Throughout the years, we’ve engaged with many agencies across a wide variety of initiatives. I think that collaborating with agencies tends not to work well for us because we are very opinionated and do not compromise on our ideals or our brand image. Lots of agencies have no qualms with saturating a user’s inbox with promotional emails or their search results with aggressive paid ads – it’s understandable, because this seems to be the industry norm. But that is not Doist’s approach and we are unwilling to engage in practices that most agencies find commonplace.
This opinionated nature is inherent to Doisters thus making it much easier to get work started internally and iterate productivity. By keeping marketing work internal, we don’t have to do the song and dance of explaining our values and stances every single time we set out to complete a project.
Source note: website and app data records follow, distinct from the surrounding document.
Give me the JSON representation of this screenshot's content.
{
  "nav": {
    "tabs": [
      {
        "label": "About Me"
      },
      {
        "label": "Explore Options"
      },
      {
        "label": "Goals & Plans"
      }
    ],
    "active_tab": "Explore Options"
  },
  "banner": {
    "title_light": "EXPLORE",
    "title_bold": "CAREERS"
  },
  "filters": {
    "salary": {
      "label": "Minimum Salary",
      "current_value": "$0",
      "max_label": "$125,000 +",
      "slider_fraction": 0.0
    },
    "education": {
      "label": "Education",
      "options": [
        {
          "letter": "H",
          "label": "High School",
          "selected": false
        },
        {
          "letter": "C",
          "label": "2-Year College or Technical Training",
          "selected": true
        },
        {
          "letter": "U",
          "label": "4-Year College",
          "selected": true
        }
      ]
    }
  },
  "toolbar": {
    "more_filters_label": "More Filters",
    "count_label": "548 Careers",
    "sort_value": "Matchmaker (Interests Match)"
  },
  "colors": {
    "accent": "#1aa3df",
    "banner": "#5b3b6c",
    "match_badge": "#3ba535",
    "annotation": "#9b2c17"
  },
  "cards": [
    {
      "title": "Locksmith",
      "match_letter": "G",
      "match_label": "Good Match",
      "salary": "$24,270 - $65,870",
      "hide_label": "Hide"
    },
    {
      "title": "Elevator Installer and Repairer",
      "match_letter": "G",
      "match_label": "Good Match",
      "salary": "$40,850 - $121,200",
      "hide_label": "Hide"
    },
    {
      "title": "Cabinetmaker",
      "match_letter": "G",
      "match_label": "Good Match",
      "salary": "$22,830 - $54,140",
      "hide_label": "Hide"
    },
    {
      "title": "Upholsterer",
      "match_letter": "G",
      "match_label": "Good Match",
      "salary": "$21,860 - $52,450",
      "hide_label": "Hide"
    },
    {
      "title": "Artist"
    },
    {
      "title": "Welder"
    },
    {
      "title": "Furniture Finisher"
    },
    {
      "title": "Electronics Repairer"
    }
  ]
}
In your experience, what are some valuable marketing lessons you've learned, and how have they influenced your approach as CMO?
Generally, CMOs tend to have very limited tenures. This is contrary to my experience, though. As one of Doist’s earliest employees, I’ve been with the company for almost 12 years and thus have had a front row seat to the entire evolution of the company. I have a rich historical context of why decisions were made, how our culture grew, and insight into many of the company’s nuances and quirks. This longevity gives me a deep understanding of the company which, in turn, helps me make more effective, aligned decisions both in and outside the realm of marketing.
In terms of actual marketing lessons, I think there is a simple (yet not exhaustive!) list that comes to mind:
- Do positioning first, and then everything else will come more naturally
- Do not compromise on your brand. You’ll be tempted to do so left and right but clawing back from a misstep can take years. It is not worth it
- Build alignment and avoid working in silos. Marketing can only be effective if all the other departments in the company are working toward the same goal, operating under the same assumptions, and are eager to selflessly and genuinely collaborate
- Users love to be celebrated and appreciate authentic personalization. Make them feel special and they’ll be far less likely to churn and far more likely to generate word of mouth
- Trust your intuitions, advocate for your strategy, and try not to take yourself too seriously
Looking ahead, what are some key aspirations or goals that Doist has for the future of work, and how does the company plan to continue shaping the future and making lives better for its users and employees alike?
Our mission is to build a workplace of the future – this mission is based on our opinionated ideals and our vision for a productive yet burnout-free workplace that we believe all companies are capable of having. It’s an ambitious mission, especially considering the worldwide rollercoaster of workplace trends since 2020.
The next 12 months will be pivotal for Todoist, as we’re gearing up to launch a new approach that will help individuals and teams be more productive. Most of Todoist’s competitors focus on either individuals or teams – not the holistic individual as a professional and human being. This disconnect creates a lot of friction because, as you know, people's lives are complex and many folks end up using a ton of different apps to juggle all the things on their plate. Our goal is to reduce this complexity at work and in life while always staying true to Todoist’s core philosophy of being as simple or as powerful as a person needs.
In terms of Doist’s own employees, we’ve recently returned from our annual company retreat and are extremely jazzed to make progress on the plans and strategies we set forth for the second half of 2023. We’ve recently worked on improving our project management system, which we believe will make it easier for teams at Doist to have higher impacts. I’m particularly excited about this because we placed heavy focus on shipping work to our users – by shipping work more frequently and receiving valuable user feedback, I believe that Doisters will feel a greater sense of pride and accomplishment in their work.